PROBLEM REQUIREMENTS:
From the first line to the last, return the data exactly, with no pictures.

(RECORDS FOR PROCESSING)

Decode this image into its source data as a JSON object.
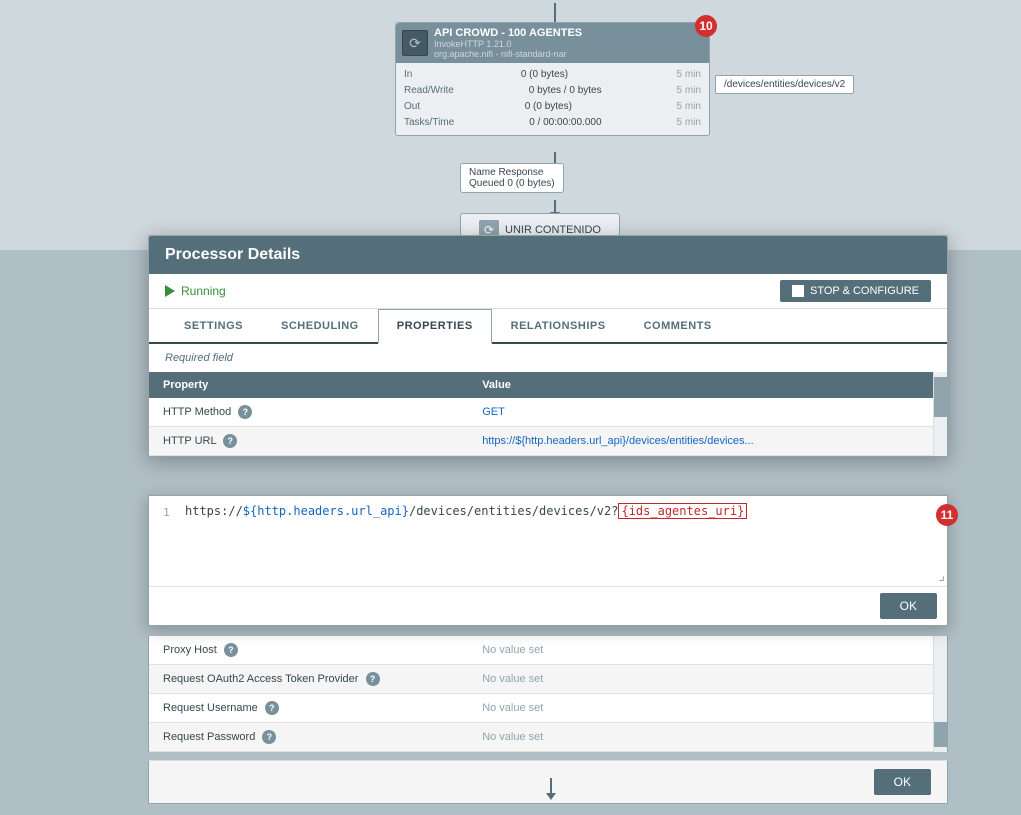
{
  "canvas": {
    "processor": {
      "name": "API CROWD - 100 AGENTES",
      "sub1": "InvokeHTTP 1.21.0",
      "sub2": "org.apache.nifi - nifi-standard-nar",
      "badge": "10",
      "stats": [
        {
          "label": "In",
          "value": "0 (0 bytes)",
          "time": "5 min"
        },
        {
          "label": "Read/Write",
          "value": "0 bytes / 0 bytes",
          "time": "5 min"
        },
        {
          "label": "Out",
          "value": "0 (0 bytes)",
          "time": "5 min"
        },
        {
          "label": "Tasks/Time",
          "value": "0 / 00:00:00.000",
          "time": "5 min"
        }
      ],
      "url_label": "/devices/entities/devices/v2"
    },
    "queue": {
      "name_label": "Name",
      "name_value": "Response",
      "queued_label": "Queued",
      "queued_value": "0 (0 bytes)"
    },
    "second_node": "UNIR CONTENIDO"
  },
  "modal": {
    "title": "Processor Details",
    "status": "Running",
    "stop_configure_label": "STOP & CONFIGURE",
    "tabs": [
      {
        "id": "settings",
        "label": "SETTINGS"
      },
      {
        "id": "scheduling",
        "label": "SCHEDULING"
      },
      {
        "id": "properties",
        "label": "PROPERTIES"
      },
      {
        "id": "relationships",
        "label": "RELATIONSHIPS"
      },
      {
        "id": "comments",
        "label": "COMMENTS"
      }
    ],
    "active_tab": "properties",
    "required_field_label": "Required field",
    "table": {
      "headers": [
        "Property",
        "Value"
      ],
      "rows": [
        {
          "property": "HTTP Method",
          "has_info": true,
          "value": "GET"
        },
        {
          "property": "HTTP URL",
          "has_info": true,
          "value": "https://${http.headers.url_api}/devices/entities/devices..."
        }
      ]
    },
    "more_rows": [
      {
        "property": "Proxy Host",
        "has_info": true,
        "value": "No value set"
      },
      {
        "property": "Request OAuth2 Access Token Provider",
        "has_info": true,
        "value": "No value set"
      },
      {
        "property": "Request Username",
        "has_info": true,
        "value": "No value set"
      },
      {
        "property": "Request Password",
        "has_info": true,
        "value": "No value set"
      }
    ],
    "ok_label": "OK",
    "footer_ok_label": "OK"
  },
  "editor": {
    "badge": "11",
    "line_number": "1",
    "url_normal": "https://",
    "url_var1": "${http.headers.url_api}",
    "url_middle": "/devices/entities/devices/v2?",
    "url_var2": "{ids_agentes_uri}",
    "ok_label": "OK"
  }
}
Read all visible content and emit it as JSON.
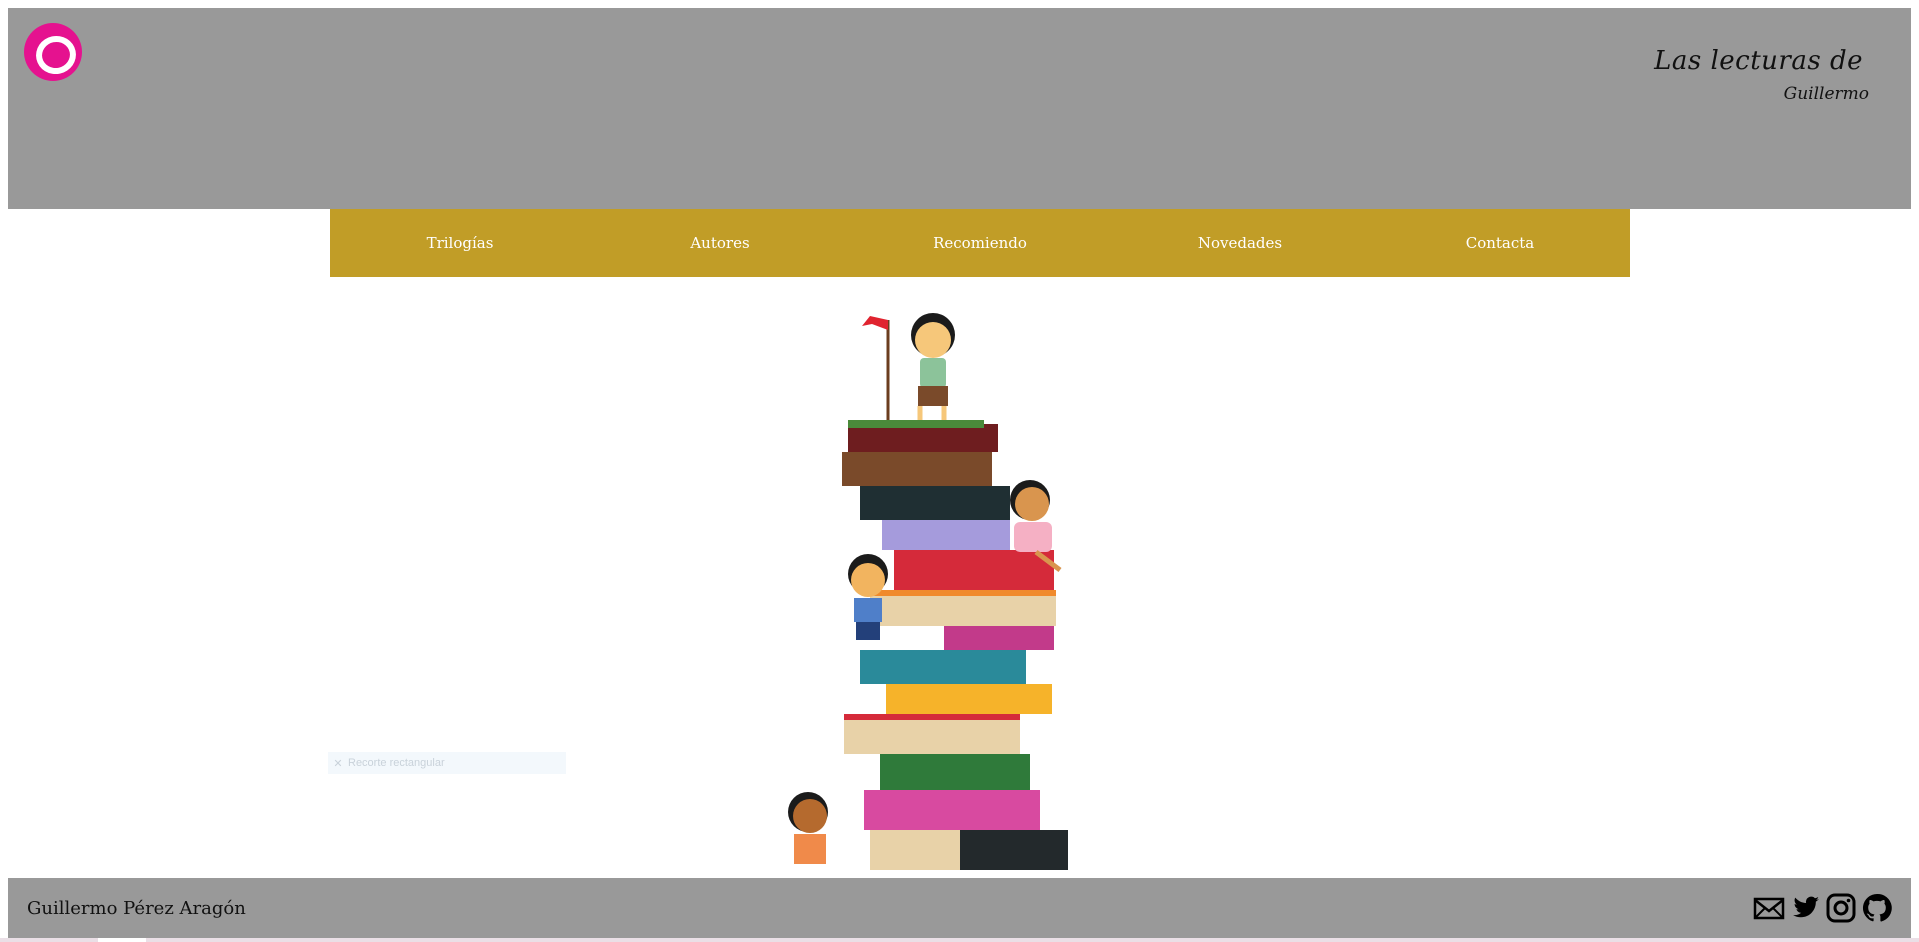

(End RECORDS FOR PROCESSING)

OUTPUT OF THE EXERCISE:
Decode this image into its source data as a JSON object.
{
  "canvas": {
    "processor": {
      "name": "API CROWD - 100 AGENTES",
      "sub1": "InvokeHTTP 1.21.0",
      "sub2": "org.apache.nifi - nifi-standard-nar",
      "badge": "10",
      "stats": [
        {
          "label": "In",
          "value": "0 (0 bytes)",
          "time": "5 min"
        },
        {
          "label": "Read/Write",
          "value": "0 bytes / 0 bytes",
          "time": "5 min"
        },
        {
          "label": "Out",
          "value": "0 (0 bytes)",
          "time": "5 min"
        },
        {
          "label": "Tasks/Time",
          "value": "0 / 00:00:00.000",
          "time": "5 min"
        }
      ],
      "url_label": "/devices/entities/devices/v2"
    },
    "queue": {
      "name_label": "Name",
      "name_value": "Response",
      "queued_label": "Queued",
      "queued_value": "0 (0 bytes)"
    },
    "second_node": "UNIR CONTENIDO"
  },
  "modal": {
    "title": "Processor Details",
    "status": "Running",
    "stop_configure_label": "STOP & CONFIGURE",
    "tabs": [
      {
        "id": "settings",
        "label": "SETTINGS"
      },
      {
        "id": "scheduling",
        "label": "SCHEDULING"
      },
      {
        "id": "properties",
        "label": "PROPERTIES"
      },
      {
        "id": "relationships",
        "label": "RELATIONSHIPS"
      },
      {
        "id": "comments",
        "label": "COMMENTS"
      }
    ],
    "active_tab": "properties",
    "required_field_label": "Required field",
    "table": {
      "headers": [
        "Property",
        "Value"
      ],
      "rows": [
        {
          "property": "HTTP Method",
          "has_info": true,
          "value": "GET"
        },
        {
          "property": "HTTP URL",
          "has_info": true,
          "value": "https://${http.headers.url_api}/devices/entities/devices..."
        }
      ]
    },
    "more_rows": [
      {
        "property": "Proxy Host",
        "has_info": true,
        "value": "No value set"
      },
      {
        "property": "Request OAuth2 Access Token Provider",
        "has_info": true,
        "value": "No value set"
      },
      {
        "property": "Request Username",
        "has_info": true,
        "value": "No value set"
      },
      {
        "property": "Request Password",
        "has_info": true,
        "value": "No value set"
      }
    ],
    "ok_label": "OK",
    "footer_ok_label": "OK"
  },
  "editor": {
    "badge": "11",
    "line_number": "1",
    "url_normal": "https://",
    "url_var1": "${http.headers.url_api}",
    "url_middle": "/devices/entities/devices/v2?",
    "url_var2": "{ids_agentes_uri}",
    "ok_label": "OK"
  }
}
Read all visible content and emit it as JSON.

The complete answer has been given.